● Task
Restate the listing that follows word for word, without its pictures.

● Source records
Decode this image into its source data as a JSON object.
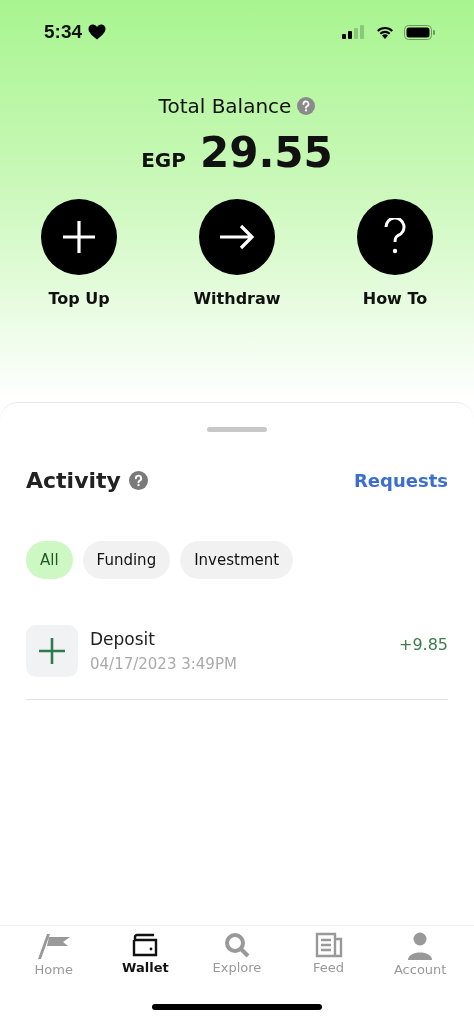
{
  "status_bar": {
    "time": "5:34"
  },
  "balance": {
    "label": "Total Balance",
    "currency": "EGP",
    "amount": "29.55"
  },
  "actions": [
    {
      "label": "Top Up"
    },
    {
      "label": "Withdraw"
    },
    {
      "label": "How To"
    }
  ],
  "activity": {
    "title": "Activity",
    "link": "Requests",
    "filters": [
      {
        "label": "All",
        "selected": true
      },
      {
        "label": "Funding",
        "selected": false
      },
      {
        "label": "Investment",
        "selected": false
      }
    ],
    "transactions": [
      {
        "title": "Deposit",
        "date": "04/17/2023 3:49PM",
        "amount": "+9.85"
      }
    ]
  },
  "tab_bar": [
    {
      "label": "Home",
      "selected": false
    },
    {
      "label": "Wallet",
      "selected": true
    },
    {
      "label": "Explore",
      "selected": false
    },
    {
      "label": "Feed",
      "selected": false
    },
    {
      "label": "Account",
      "selected": false
    }
  ]
}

● Your solution
Decode this image into its source data as a JSON object.
{
  "status_bar": {
    "time": "5:34"
  },
  "balance": {
    "label": "Total Balance",
    "currency": "EGP",
    "amount": "29.55"
  },
  "actions": [
    {
      "label": "Top Up"
    },
    {
      "label": "Withdraw"
    },
    {
      "label": "How To"
    }
  ],
  "activity": {
    "title": "Activity",
    "link": "Requests",
    "filters": [
      {
        "label": "All",
        "selected": true
      },
      {
        "label": "Funding",
        "selected": false
      },
      {
        "label": "Investment",
        "selected": false
      }
    ],
    "transactions": [
      {
        "title": "Deposit",
        "date": "04/17/2023 3:49PM",
        "amount": "+9.85"
      }
    ]
  },
  "tab_bar": [
    {
      "label": "Home",
      "selected": false
    },
    {
      "label": "Wallet",
      "selected": true
    },
    {
      "label": "Explore",
      "selected": false
    },
    {
      "label": "Feed",
      "selected": false
    },
    {
      "label": "Account",
      "selected": false
    }
  ]
}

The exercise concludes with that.